[Stored records]
--- START ---

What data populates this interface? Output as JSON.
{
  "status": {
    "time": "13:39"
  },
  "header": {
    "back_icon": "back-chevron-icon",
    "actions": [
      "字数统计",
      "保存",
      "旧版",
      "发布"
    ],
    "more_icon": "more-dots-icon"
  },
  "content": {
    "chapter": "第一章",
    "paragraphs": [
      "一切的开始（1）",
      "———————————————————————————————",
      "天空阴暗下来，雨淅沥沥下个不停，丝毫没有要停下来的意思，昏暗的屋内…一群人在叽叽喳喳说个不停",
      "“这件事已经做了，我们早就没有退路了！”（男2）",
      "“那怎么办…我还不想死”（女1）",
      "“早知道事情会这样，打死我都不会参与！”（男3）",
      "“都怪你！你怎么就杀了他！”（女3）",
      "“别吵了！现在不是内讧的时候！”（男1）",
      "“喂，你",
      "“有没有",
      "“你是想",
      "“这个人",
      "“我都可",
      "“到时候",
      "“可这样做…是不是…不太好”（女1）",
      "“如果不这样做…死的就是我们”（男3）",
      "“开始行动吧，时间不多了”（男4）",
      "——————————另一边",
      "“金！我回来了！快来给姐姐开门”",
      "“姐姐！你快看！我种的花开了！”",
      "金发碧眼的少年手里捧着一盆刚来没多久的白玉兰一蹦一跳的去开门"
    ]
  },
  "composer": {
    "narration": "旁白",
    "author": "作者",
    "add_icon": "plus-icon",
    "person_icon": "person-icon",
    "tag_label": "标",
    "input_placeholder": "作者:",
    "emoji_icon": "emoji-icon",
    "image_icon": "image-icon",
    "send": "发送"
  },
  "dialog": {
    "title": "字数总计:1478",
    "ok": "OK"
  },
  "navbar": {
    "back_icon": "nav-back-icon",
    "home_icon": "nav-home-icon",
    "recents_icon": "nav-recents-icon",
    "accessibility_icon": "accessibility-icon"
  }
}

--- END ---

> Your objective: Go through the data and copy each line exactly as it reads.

> Exercise result:
What data populates this interface? Output as JSON.
{
  "status": {
    "time": "13:39"
  },
  "header": {
    "back_icon": "back-chevron-icon",
    "actions": [
      "字数统计",
      "保存",
      "旧版",
      "发布"
    ],
    "more_icon": "more-dots-icon"
  },
  "content": {
    "chapter": "第一章",
    "paragraphs": [
      "一切的开始（1）",
      "———————————————————————————————",
      "天空阴暗下来，雨淅沥沥下个不停，丝毫没有要停下来的意思，昏暗的屋内…一群人在叽叽喳喳说个不停",
      "“这件事已经做了，我们早就没有退路了！”（男2）",
      "“那怎么办…我还不想死”（女1）",
      "“早知道事情会这样，打死我都不会参与！”（男3）",
      "“都怪你！你怎么就杀了他！”（女3）",
      "“别吵了！现在不是内讧的时候！”（男1）",
      "“喂，你",
      "“有没有",
      "“你是想",
      "“这个人",
      "“我都可",
      "“到时候",
      "“可这样做…是不是…不太好”（女1）",
      "“如果不这样做…死的就是我们”（男3）",
      "“开始行动吧，时间不多了”（男4）",
      "——————————另一边",
      "“金！我回来了！快来给姐姐开门”",
      "“姐姐！你快看！我种的花开了！”",
      "金发碧眼的少年手里捧着一盆刚来没多久的白玉兰一蹦一跳的去开门"
    ]
  },
  "composer": {
    "narration": "旁白",
    "author": "作者",
    "add_icon": "plus-icon",
    "person_icon": "person-icon",
    "tag_label": "标",
    "input_placeholder": "作者:",
    "emoji_icon": "emoji-icon",
    "image_icon": "image-icon",
    "send": "发送"
  },
  "dialog": {
    "title": "字数总计:1478",
    "ok": "OK"
  },
  "navbar": {
    "back_icon": "nav-back-icon",
    "home_icon": "nav-home-icon",
    "recents_icon": "nav-recents-icon",
    "accessibility_icon": "accessibility-icon"
  }
}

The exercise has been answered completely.